**The input:**
• • •
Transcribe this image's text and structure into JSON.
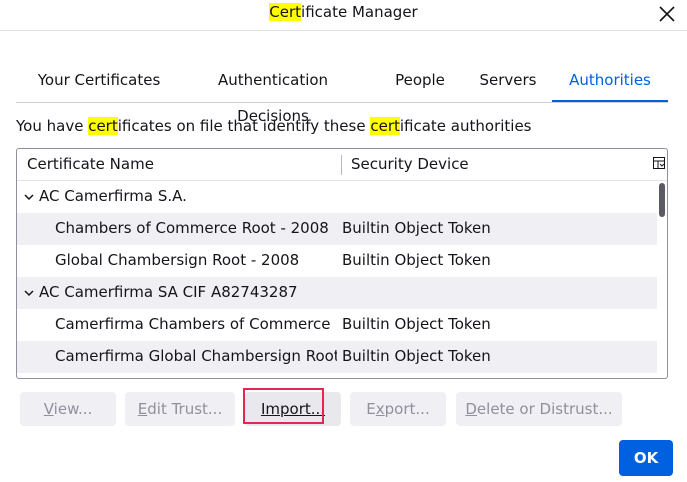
{
  "window": {
    "title_highlight": "Cert",
    "title_rest": "ificate Manager"
  },
  "tabs": [
    {
      "label": "Your Certificates"
    },
    {
      "label": "Authentication Decisions"
    },
    {
      "label": "People"
    },
    {
      "label": "Servers"
    },
    {
      "label": "Authorities",
      "selected": true
    }
  ],
  "description": {
    "p1": "You have ",
    "h1": "cert",
    "p2": "ificates on file that identify these ",
    "h2": "cert",
    "p3": "ificate authorities"
  },
  "tree": {
    "columns": [
      "Certificate Name",
      "Security Device"
    ],
    "rows": [
      {
        "name": "AC Camerfirma S.A.",
        "device": "",
        "group": true
      },
      {
        "name": "Chambers of Commerce Root - 2008",
        "device": "Builtin Object Token",
        "group": false
      },
      {
        "name": "Global Chambersign Root - 2008",
        "device": "Builtin Object Token",
        "group": false
      },
      {
        "name": "AC Camerfirma SA CIF A82743287",
        "device": "",
        "group": true
      },
      {
        "name": "Camerfirma Chambers of Commerce R...",
        "device": "Builtin Object Token",
        "group": false
      },
      {
        "name": "Camerfirma Global Chambersign Root",
        "device": "Builtin Object Token",
        "group": false
      }
    ]
  },
  "buttons": {
    "view_u": "V",
    "view_rest": "iew...",
    "edit_u": "E",
    "edit_rest": "dit Trust...",
    "import_u": "I",
    "import_mid": "m",
    "import_rest": "port...",
    "export_u": "x",
    "export_pre": "E",
    "export_rest": "port...",
    "delete_u": "D",
    "delete_rest": "elete or Distrust...",
    "ok": "OK"
  },
  "colors": {
    "accent": "#0061e0",
    "highlight": "#ffff00",
    "focus_box": "#e22850"
  }
}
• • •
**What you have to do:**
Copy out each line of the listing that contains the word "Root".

**Solution:**
        "name": "Chambers of Commerce Root - 2008",
        "name": "Global Chambersign Root - 2008",
        "name": "Camerfirma Global Chambersign Root",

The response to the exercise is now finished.